--- START ---

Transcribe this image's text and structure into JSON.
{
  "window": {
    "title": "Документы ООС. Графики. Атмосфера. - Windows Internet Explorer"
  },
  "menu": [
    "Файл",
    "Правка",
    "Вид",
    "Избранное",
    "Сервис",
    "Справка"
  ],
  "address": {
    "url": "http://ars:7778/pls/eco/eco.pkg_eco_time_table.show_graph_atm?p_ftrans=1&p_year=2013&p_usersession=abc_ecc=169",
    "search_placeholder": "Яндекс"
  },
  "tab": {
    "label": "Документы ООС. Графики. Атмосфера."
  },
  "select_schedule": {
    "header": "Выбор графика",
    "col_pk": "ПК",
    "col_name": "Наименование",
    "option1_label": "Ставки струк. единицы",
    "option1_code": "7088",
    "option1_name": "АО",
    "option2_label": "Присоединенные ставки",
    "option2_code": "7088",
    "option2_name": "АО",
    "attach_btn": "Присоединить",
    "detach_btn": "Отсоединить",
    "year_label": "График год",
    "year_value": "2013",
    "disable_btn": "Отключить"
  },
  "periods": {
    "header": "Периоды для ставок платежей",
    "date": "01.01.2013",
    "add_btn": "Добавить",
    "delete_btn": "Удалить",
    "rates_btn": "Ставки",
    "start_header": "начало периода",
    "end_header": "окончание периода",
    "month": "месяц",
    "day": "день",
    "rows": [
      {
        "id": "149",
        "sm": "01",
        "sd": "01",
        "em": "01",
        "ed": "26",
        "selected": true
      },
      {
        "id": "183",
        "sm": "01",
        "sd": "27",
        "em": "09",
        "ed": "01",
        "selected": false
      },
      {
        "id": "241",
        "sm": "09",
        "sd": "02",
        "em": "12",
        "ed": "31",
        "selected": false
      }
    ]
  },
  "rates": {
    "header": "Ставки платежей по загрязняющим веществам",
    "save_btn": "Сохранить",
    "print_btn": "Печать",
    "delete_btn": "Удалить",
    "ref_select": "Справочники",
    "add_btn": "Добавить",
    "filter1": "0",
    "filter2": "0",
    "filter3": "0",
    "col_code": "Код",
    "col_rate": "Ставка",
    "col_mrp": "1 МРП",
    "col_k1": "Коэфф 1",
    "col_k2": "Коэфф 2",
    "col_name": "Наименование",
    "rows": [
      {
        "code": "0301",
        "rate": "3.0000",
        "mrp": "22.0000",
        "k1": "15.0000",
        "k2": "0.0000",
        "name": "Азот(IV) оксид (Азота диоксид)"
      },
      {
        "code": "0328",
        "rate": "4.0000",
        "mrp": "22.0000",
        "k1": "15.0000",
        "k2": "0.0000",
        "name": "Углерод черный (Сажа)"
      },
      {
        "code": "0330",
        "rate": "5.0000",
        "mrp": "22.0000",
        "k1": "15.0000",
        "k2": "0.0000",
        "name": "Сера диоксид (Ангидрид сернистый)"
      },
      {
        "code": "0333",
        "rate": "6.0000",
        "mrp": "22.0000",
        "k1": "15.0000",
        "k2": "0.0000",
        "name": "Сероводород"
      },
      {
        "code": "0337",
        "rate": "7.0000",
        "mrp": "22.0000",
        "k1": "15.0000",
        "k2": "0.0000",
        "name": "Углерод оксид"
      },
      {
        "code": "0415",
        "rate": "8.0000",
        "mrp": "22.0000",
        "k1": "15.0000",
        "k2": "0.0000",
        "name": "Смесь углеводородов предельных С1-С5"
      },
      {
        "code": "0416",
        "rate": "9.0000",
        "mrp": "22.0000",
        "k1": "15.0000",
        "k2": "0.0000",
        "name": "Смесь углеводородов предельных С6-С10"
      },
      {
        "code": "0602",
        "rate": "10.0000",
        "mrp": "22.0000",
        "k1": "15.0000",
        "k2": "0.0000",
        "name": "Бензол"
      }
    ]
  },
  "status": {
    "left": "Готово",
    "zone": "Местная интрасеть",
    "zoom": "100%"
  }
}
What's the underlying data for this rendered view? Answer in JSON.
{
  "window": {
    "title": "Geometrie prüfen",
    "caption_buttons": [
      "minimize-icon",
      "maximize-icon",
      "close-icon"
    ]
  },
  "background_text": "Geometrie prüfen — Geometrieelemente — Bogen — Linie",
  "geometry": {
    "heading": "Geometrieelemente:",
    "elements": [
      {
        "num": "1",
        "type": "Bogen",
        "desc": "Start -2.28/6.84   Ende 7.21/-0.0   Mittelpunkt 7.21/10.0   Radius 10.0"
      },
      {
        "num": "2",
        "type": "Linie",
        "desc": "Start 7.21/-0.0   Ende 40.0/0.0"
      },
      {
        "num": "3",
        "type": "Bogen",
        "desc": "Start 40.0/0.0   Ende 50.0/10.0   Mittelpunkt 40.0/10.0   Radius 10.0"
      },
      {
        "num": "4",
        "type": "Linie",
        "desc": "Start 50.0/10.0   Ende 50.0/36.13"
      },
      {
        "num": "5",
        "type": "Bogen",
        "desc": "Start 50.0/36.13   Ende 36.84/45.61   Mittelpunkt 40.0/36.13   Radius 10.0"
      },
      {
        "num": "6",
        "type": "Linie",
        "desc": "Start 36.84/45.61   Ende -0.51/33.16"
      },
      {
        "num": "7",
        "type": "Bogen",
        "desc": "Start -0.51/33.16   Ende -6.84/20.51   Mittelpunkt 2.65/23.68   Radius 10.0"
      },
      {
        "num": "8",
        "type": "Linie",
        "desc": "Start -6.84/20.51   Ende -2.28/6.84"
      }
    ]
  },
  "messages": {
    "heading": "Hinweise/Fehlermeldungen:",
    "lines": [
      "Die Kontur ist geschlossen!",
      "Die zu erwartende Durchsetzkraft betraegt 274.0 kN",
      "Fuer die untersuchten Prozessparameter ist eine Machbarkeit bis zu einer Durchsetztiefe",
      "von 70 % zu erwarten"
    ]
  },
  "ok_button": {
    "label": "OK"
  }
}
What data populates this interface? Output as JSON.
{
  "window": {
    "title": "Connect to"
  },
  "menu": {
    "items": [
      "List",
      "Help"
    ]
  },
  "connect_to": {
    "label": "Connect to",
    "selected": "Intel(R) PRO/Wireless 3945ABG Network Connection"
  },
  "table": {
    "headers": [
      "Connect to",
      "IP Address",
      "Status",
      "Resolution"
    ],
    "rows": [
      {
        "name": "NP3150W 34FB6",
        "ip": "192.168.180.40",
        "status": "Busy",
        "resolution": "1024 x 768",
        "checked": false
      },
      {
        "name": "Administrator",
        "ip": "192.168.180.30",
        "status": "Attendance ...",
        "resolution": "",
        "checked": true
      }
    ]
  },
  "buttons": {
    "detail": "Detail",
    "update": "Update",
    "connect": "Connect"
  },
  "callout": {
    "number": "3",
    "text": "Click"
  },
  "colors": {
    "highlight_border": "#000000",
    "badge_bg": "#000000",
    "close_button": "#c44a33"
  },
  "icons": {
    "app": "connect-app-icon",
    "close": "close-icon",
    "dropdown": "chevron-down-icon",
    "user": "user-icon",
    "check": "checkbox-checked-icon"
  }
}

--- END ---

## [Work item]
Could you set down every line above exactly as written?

## [Task result]
Transcribe this image's text and structure into JSON.
{
  "window": {
    "title": "Документы ООС. Графики. Атмосфера. - Windows Internet Explorer"
  },
  "menu": [
    "Файл",
    "Правка",
    "Вид",
    "Избранное",
    "Сервис",
    "Справка"
  ],
  "address": {
    "url": "http://ars:7778/pls/eco/eco.pkg_eco_time_table.show_graph_atm?p_ftrans=1&p_year=2013&p_usersession=abc_ecc=169",
    "search_placeholder": "Яндекс"
  },
  "tab": {
    "label": "Документы ООС. Графики. Атмосфера."
  },
  "select_schedule": {
    "header": "Выбор графика",
    "col_pk": "ПК",
    "col_name": "Наименование",
    "option1_label": "Ставки струк. единицы",
    "option1_code": "7088",
    "option1_name": "АО",
    "option2_label": "Присоединенные ставки",
    "option2_code": "7088",
    "option2_name": "АО",
    "attach_btn": "Присоединить",
    "detach_btn": "Отсоединить",
    "year_label": "График год",
    "year_value": "2013",
    "disable_btn": "Отключить"
  },
  "periods": {
    "header": "Периоды для ставок платежей",
    "date": "01.01.2013",
    "add_btn": "Добавить",
    "delete_btn": "Удалить",
    "rates_btn": "Ставки",
    "start_header": "начало периода",
    "end_header": "окончание периода",
    "month": "месяц",
    "day": "день",
    "rows": [
      {
        "id": "149",
        "sm": "01",
        "sd": "01",
        "em": "01",
        "ed": "26",
        "selected": true
      },
      {
        "id": "183",
        "sm": "01",
        "sd": "27",
        "em": "09",
        "ed": "01",
        "selected": false
      },
      {
        "id": "241",
        "sm": "09",
        "sd": "02",
        "em": "12",
        "ed": "31",
        "selected": false
      }
    ]
  },
  "rates": {
    "header": "Ставки платежей по загрязняющим веществам",
    "save_btn": "Сохранить",
    "print_btn": "Печать",
    "delete_btn": "Удалить",
    "ref_select": "Справочники",
    "add_btn": "Добавить",
    "filter1": "0",
    "filter2": "0",
    "filter3": "0",
    "col_code": "Код",
    "col_rate": "Ставка",
    "col_mrp": "1 МРП",
    "col_k1": "Коэфф 1",
    "col_k2": "Коэфф 2",
    "col_name": "Наименование",
    "rows": [
      {
        "code": "0301",
        "rate": "3.0000",
        "mrp": "22.0000",
        "k1": "15.0000",
        "k2": "0.0000",
        "name": "Азот(IV) оксид (Азота диоксид)"
      },
      {
        "code": "0328",
        "rate": "4.0000",
        "mrp": "22.0000",
        "k1": "15.0000",
        "k2": "0.0000",
        "name": "Углерод черный (Сажа)"
      },
      {
        "code": "0330",
        "rate": "5.0000",
        "mrp": "22.0000",
        "k1": "15.0000",
        "k2": "0.0000",
        "name": "Сера диоксид (Ангидрид сернистый)"
      },
      {
        "code": "0333",
        "rate": "6.0000",
        "mrp": "22.0000",
        "k1": "15.0000",
        "k2": "0.0000",
        "name": "Сероводород"
      },
      {
        "code": "0337",
        "rate": "7.0000",
        "mrp": "22.0000",
        "k1": "15.0000",
        "k2": "0.0000",
        "name": "Углерод оксид"
      },
      {
        "code": "0415",
        "rate": "8.0000",
        "mrp": "22.0000",
        "k1": "15.0000",
        "k2": "0.0000",
        "name": "Смесь углеводородов предельных С1-С5"
      },
      {
        "code": "0416",
        "rate": "9.0000",
        "mrp": "22.0000",
        "k1": "15.0000",
        "k2": "0.0000",
        "name": "Смесь углеводородов предельных С6-С10"
      },
      {
        "code": "0602",
        "rate": "10.0000",
        "mrp": "22.0000",
        "k1": "15.0000",
        "k2": "0.0000",
        "name": "Бензол"
      }
    ]
  },
  "status": {
    "left": "Готово",
    "zone": "Местная интрасеть",
    "zoom": "100%"
  }
}
What's the underlying data for this rendered view? Answer in JSON.
{
  "window": {
    "title": "Geometrie prüfen",
    "caption_buttons": [
      "minimize-icon",
      "maximize-icon",
      "close-icon"
    ]
  },
  "background_text": "Geometrie prüfen — Geometrieelemente — Bogen — Linie",
  "geometry": {
    "heading": "Geometrieelemente:",
    "elements": [
      {
        "num": "1",
        "type": "Bogen",
        "desc": "Start -2.28/6.84   Ende 7.21/-0.0   Mittelpunkt 7.21/10.0   Radius 10.0"
      },
      {
        "num": "2",
        "type": "Linie",
        "desc": "Start 7.21/-0.0   Ende 40.0/0.0"
      },
      {
        "num": "3",
        "type": "Bogen",
        "desc": "Start 40.0/0.0   Ende 50.0/10.0   Mittelpunkt 40.0/10.0   Radius 10.0"
      },
      {
        "num": "4",
        "type": "Linie",
        "desc": "Start 50.0/10.0   Ende 50.0/36.13"
      },
      {
        "num": "5",
        "type": "Bogen",
        "desc": "Start 50.0/36.13   Ende 36.84/45.61   Mittelpunkt 40.0/36.13   Radius 10.0"
      },
      {
        "num": "6",
        "type": "Linie",
        "desc": "Start 36.84/45.61   Ende -0.51/33.16"
      },
      {
        "num": "7",
        "type": "Bogen",
        "desc": "Start -0.51/33.16   Ende -6.84/20.51   Mittelpunkt 2.65/23.68   Radius 10.0"
      },
      {
        "num": "8",
        "type": "Linie",
        "desc": "Start -6.84/20.51   Ende -2.28/6.84"
      }
    ]
  },
  "messages": {
    "heading": "Hinweise/Fehlermeldungen:",
    "lines": [
      "Die Kontur ist geschlossen!",
      "Die zu erwartende Durchsetzkraft betraegt 274.0 kN",
      "Fuer die untersuchten Prozessparameter ist eine Machbarkeit bis zu einer Durchsetztiefe",
      "von 70 % zu erwarten"
    ]
  },
  "ok_button": {
    "label": "OK"
  }
}
What data populates this interface? Output as JSON.
{
  "window": {
    "title": "Connect to"
  },
  "menu": {
    "items": [
      "List",
      "Help"
    ]
  },
  "connect_to": {
    "label": "Connect to",
    "selected": "Intel(R) PRO/Wireless 3945ABG Network Connection"
  },
  "table": {
    "headers": [
      "Connect to",
      "IP Address",
      "Status",
      "Resolution"
    ],
    "rows": [
      {
        "name": "NP3150W 34FB6",
        "ip": "192.168.180.40",
        "status": "Busy",
        "resolution": "1024 x 768",
        "checked": false
      },
      {
        "name": "Administrator",
        "ip": "192.168.180.30",
        "status": "Attendance ...",
        "resolution": "",
        "checked": true
      }
    ]
  },
  "buttons": {
    "detail": "Detail",
    "update": "Update",
    "connect": "Connect"
  },
  "callout": {
    "number": "3",
    "text": "Click"
  },
  "colors": {
    "highlight_border": "#000000",
    "badge_bg": "#000000",
    "close_button": "#c44a33"
  },
  "icons": {
    "app": "connect-app-icon",
    "close": "close-icon",
    "dropdown": "chevron-down-icon",
    "user": "user-icon",
    "check": "checkbox-checked-icon"
  }
}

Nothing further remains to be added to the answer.